Usually you’d get in 4 minutes early – you couldn’t get booked for less than 4 minutes early.  Once at Lambeth North, we were booked for being four minutes early and the inspector made us wait until time, he was one of the nit-picking ones.  By the time we got to Camden Town, we were 35 minutes late.  When we got back to New Cross, we were well late, but the inspector asked us to take the bus down to Woolwich and back, then wait in the canteen until he came to see us.  Eventually when he did, he told us to go home, two hours early – one good turn deserves another.  But if you were late taking your break, you’d still take your full break.  And the crew that had the bus you were going to take over used to bring it into the garage, you took it from the garage, but you still had your break.  So there may have been gaps in the service - the only buses that had to run without fail were the first and last.
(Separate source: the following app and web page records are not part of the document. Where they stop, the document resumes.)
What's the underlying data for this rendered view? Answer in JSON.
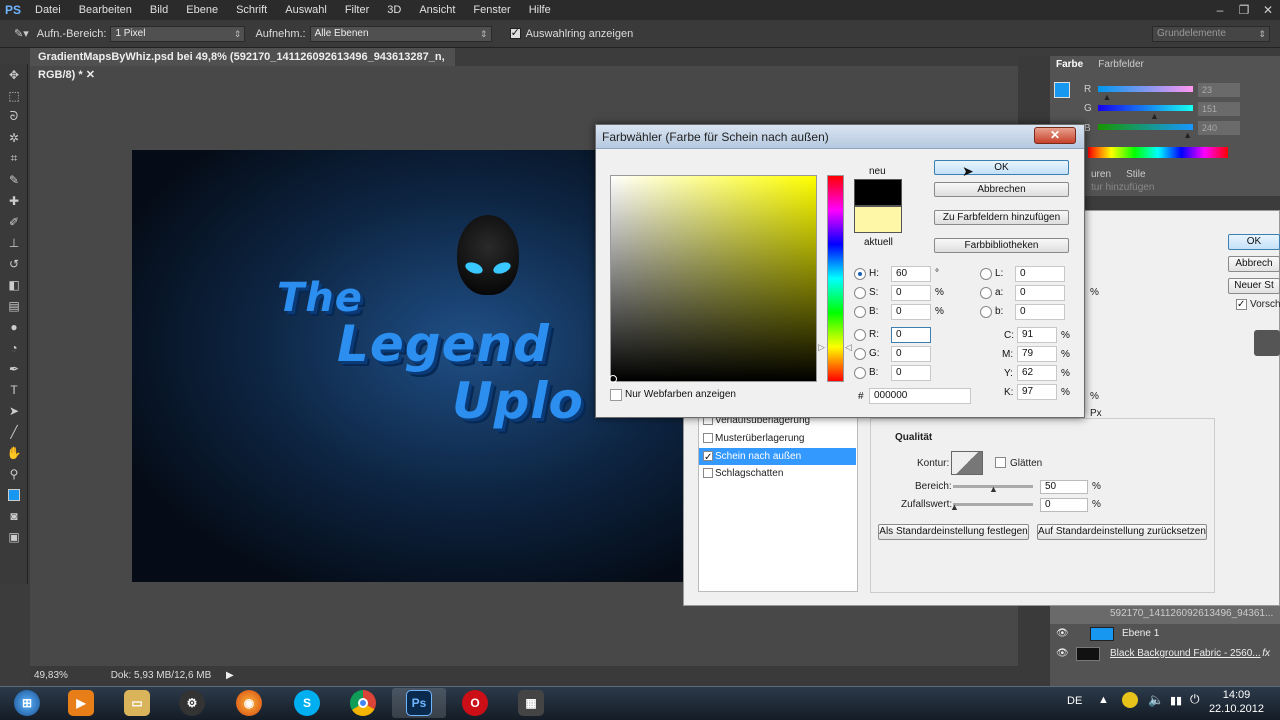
{
  "menubar": {
    "logo": "PS",
    "items": [
      "Datei",
      "Bearbeiten",
      "Bild",
      "Ebene",
      "Schrift",
      "Auswahl",
      "Filter",
      "3D",
      "Ansicht",
      "Fenster",
      "Hilfe"
    ]
  },
  "optbar": {
    "aufn_bereich_label": "Aufn.-Bereich:",
    "aufn_bereich_value": "1 Pixel",
    "aufnehm_label": "Aufnehm.:",
    "aufnehm_value": "Alle Ebenen",
    "ring_label": "Auswahlring anzeigen",
    "workspace": "Grundelemente"
  },
  "document": {
    "tab_title": "GradientMapsByWhiz.psd bei 49,8% (592170_141126092613496_943613287_n, RGB/8) *",
    "zoom": "49,83%",
    "doc_info": "Dok: 5,93 MB/12,6 MB"
  },
  "artwork": {
    "line1": "The",
    "line2": "Legend",
    "line3": "Uplo"
  },
  "color_panel": {
    "tab1": "Farbe",
    "tab2": "Farbfelder",
    "r_label": "R",
    "g_label": "G",
    "b_label": "B",
    "r_value": "23",
    "g_value": "151",
    "b_value": "240",
    "r_fraction": 0.09,
    "g_fraction": 0.59,
    "b_fraction": 0.94
  },
  "styles_tabs": {
    "tab1": "uren",
    "tab2": "Stile",
    "hint": "tur hinzufügen"
  },
  "layers": {
    "row1": "592170_141126092613496_94361...",
    "row2": "Ebene 1",
    "row3": "Black Background Fabric - 2560..."
  },
  "layer_style": {
    "items": [
      {
        "label": "Verlaufsüberlagerung",
        "checked": false
      },
      {
        "label": "Musterüberlagerung",
        "checked": false
      },
      {
        "label": "Schein nach außen",
        "checked": true
      },
      {
        "label": "Schlagschatten",
        "checked": false
      }
    ],
    "quality_title": "Qualität",
    "kontur_label": "Kontur:",
    "glaetten_label": "Glätten",
    "bereich_label": "Bereich:",
    "bereich_value": "50",
    "zufall_label": "Zufallswert:",
    "zufall_value": "0",
    "percent": "%",
    "px": "Px",
    "btn_default_set": "Als Standardeinstellung festlegen",
    "btn_default_reset": "Auf Standardeinstellung zurücksetzen",
    "right_btns": [
      "OK",
      "Abbrech",
      "Neuer St"
    ],
    "vorschau": "Vorsch"
  },
  "picker": {
    "title": "Farbwähler (Farbe für Schein nach außen)",
    "close": "✕",
    "neu": "neu",
    "aktuell": "aktuell",
    "new_color": "#000000",
    "current_color": "#fff7a8",
    "buttons": {
      "ok": "OK",
      "cancel": "Abbrechen",
      "add_swatch": "Zu Farbfeldern hinzufügen",
      "libraries": "Farbbibliotheken"
    },
    "hsb": {
      "H": "60",
      "S": "0",
      "B": "0",
      "deg": "°",
      "pct": "%"
    },
    "rgb": {
      "R": "0",
      "G": "0",
      "B": "0"
    },
    "lab": {
      "L": "0",
      "a": "0",
      "b": "0"
    },
    "cmyk": {
      "C": "91",
      "M": "79",
      "Y": "62",
      "K": "97",
      "pct": "%"
    },
    "hex_label": "#",
    "hex": "000000",
    "webcolors": "Nur Webfarben anzeigen"
  },
  "taskbar": {
    "lang": "DE",
    "time": "14:09",
    "date": "22.10.2012"
  }
}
There weren’t any time-clocks on any of our routes, except for one at Farningham, where the 21 went on Sundays, that’s the only place I can remember seeing them.  Oh, and there was one at Surrey Docks, but we didn’t use it.


They told us that the Gibson ticket machine was fiddle-proof.  But there was one conductor, they called him in and said they knew he was fiddling.  He said he couldn’t be, since it wasn’t possible to fiddle the Gibson.  But they knew he was doing it, his takings were down, so they offered him a job for life if he’d tell them how he did it.  But it never came out, so I never knew, but he did have a job for life. 
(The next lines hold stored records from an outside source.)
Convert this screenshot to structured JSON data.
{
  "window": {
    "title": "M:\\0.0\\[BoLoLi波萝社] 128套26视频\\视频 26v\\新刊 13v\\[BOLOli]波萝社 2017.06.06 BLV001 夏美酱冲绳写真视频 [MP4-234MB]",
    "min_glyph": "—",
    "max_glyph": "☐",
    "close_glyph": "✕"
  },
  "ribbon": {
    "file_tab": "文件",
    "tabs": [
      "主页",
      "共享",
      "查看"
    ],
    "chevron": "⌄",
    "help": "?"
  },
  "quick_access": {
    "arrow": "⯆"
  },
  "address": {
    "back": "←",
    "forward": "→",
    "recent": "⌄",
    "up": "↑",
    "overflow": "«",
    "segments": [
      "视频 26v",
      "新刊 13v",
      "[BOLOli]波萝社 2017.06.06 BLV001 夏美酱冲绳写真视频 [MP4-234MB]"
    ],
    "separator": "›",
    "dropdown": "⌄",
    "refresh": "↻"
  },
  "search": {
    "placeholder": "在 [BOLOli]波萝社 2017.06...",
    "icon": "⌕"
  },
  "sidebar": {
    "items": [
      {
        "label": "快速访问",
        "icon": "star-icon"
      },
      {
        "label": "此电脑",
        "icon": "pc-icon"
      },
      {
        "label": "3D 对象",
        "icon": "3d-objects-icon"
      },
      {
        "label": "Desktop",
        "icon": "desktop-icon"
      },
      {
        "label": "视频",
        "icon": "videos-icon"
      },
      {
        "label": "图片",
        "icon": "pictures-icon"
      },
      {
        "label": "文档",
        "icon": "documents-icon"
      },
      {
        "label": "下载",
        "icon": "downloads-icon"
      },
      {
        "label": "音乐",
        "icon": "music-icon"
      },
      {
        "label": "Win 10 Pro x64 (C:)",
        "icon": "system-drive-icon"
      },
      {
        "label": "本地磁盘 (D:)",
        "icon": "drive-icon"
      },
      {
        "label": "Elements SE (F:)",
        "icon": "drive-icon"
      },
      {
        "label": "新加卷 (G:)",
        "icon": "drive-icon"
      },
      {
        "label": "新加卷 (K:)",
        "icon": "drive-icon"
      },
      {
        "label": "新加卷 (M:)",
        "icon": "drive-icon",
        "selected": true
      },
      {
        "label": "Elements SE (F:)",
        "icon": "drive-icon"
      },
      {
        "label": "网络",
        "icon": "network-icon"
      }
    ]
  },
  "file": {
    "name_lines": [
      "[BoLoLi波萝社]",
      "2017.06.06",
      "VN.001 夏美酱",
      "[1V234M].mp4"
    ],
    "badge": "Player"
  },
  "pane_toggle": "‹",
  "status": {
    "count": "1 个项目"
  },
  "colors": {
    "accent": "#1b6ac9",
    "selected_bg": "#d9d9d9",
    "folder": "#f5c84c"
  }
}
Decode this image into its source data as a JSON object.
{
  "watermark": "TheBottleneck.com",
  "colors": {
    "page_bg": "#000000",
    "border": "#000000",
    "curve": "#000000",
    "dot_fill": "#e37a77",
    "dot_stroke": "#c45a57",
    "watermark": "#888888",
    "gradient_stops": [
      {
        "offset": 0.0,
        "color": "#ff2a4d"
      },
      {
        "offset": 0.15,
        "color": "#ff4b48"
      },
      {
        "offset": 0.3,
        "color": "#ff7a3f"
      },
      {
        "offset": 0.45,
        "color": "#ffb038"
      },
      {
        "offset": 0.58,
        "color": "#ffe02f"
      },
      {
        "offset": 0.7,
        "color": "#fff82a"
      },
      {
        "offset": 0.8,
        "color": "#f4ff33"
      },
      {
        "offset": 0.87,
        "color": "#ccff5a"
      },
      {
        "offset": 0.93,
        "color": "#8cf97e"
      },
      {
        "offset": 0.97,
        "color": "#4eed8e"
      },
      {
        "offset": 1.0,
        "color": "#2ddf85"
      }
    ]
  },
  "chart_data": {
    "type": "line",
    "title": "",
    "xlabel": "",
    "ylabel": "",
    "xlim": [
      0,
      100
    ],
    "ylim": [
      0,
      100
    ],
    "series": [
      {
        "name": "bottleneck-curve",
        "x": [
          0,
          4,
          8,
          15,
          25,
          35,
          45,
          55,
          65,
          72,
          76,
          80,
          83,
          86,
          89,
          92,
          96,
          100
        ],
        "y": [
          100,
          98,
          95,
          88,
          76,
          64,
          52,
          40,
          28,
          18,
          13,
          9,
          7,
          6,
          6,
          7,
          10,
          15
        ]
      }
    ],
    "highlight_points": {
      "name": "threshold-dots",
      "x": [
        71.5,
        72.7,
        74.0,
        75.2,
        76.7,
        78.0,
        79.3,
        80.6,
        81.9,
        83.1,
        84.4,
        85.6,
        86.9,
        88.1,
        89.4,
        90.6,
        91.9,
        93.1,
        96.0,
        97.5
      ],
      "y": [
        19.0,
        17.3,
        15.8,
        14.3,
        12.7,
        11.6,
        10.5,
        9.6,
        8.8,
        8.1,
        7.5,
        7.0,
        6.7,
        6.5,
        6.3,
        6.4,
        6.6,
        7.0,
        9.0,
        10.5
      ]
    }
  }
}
In fact you were told at Chiswick that your driver should never pay for a cup of tea, you take it out of the bag. Well if you took it out of the bag, you’d have to make it up.  And the only way you could make it up was passengers getting on, not taking their fares and wait until they come down the stairs to get off, they’d put the money in your hand.  Instead of ringing up a dozen 3d tickets, you’d ring up two.  But you had to be careful who was sitting on the seat inside watching you, because you never knew…


The last day of operation of the 202, 25 October 1968, and RF397 in Rotherhithe Old Road approaches Surrey Docks Station before heading down towards Canal Bridge and the St James's Road loop.  As always with the circular service, the blind shows a destination of New Cross Clifton Rise even when the bus is heading in the opposite direction.

Photo © Chris Stanley


The best lot of all were the early morning cleaners, the ladies who went up to clean in the City, they were great.  We used to fill up at Old Kent Road garage.  But if you were late, gawd help you, you never heard the last of it.  But they were all really good-natured.  We had all sorts on the buses, and we had some famous people.  Michael Foot used to travel on the 59, he lived at Hampstead; we used to get quite a few MPs on.


Generally people were well behaved then.  You remembered who had paid – part of the skill of the job - and who hadn’t.  There was always the odd one who didn’t, but mainly people were all right then.  I used to look at it this way, if a person didn’t want to pay, I wasn’t going to get a punch on the nose for the sake of 3d.  So if he didn’t want to pay, I used to shut my eyes.  But you didn’t get that many anyway.  It was the same as the drunks.  If you had a drunk at the stop, you just gave three bells and you didn’t pick him up, you let him wait for the next bus.  There was more drunkenness then; they used to stand at the stop swaying, you’d think ‘hello, he’s had a few’.  Ding ding ding.


It was a good job, actually; if it wasn’t for the wife, I wouldn’t have come off.  We worked an eleven day fortnight.  Old Kent Road turns weren’t so bad, but Camberwell late turns were a lot later in the evening.  But I didn’t get the chance to go to New Cross, you went where you were sent.  And it took me an hour to walk home, Peckham were supposed to run a staff bus but they didn’t.  So I finished in 1962.’



In 2010, RF486 ran over the old 202 route with some former Old Kent Road staff, including Alan Neale.  A photo-report is here.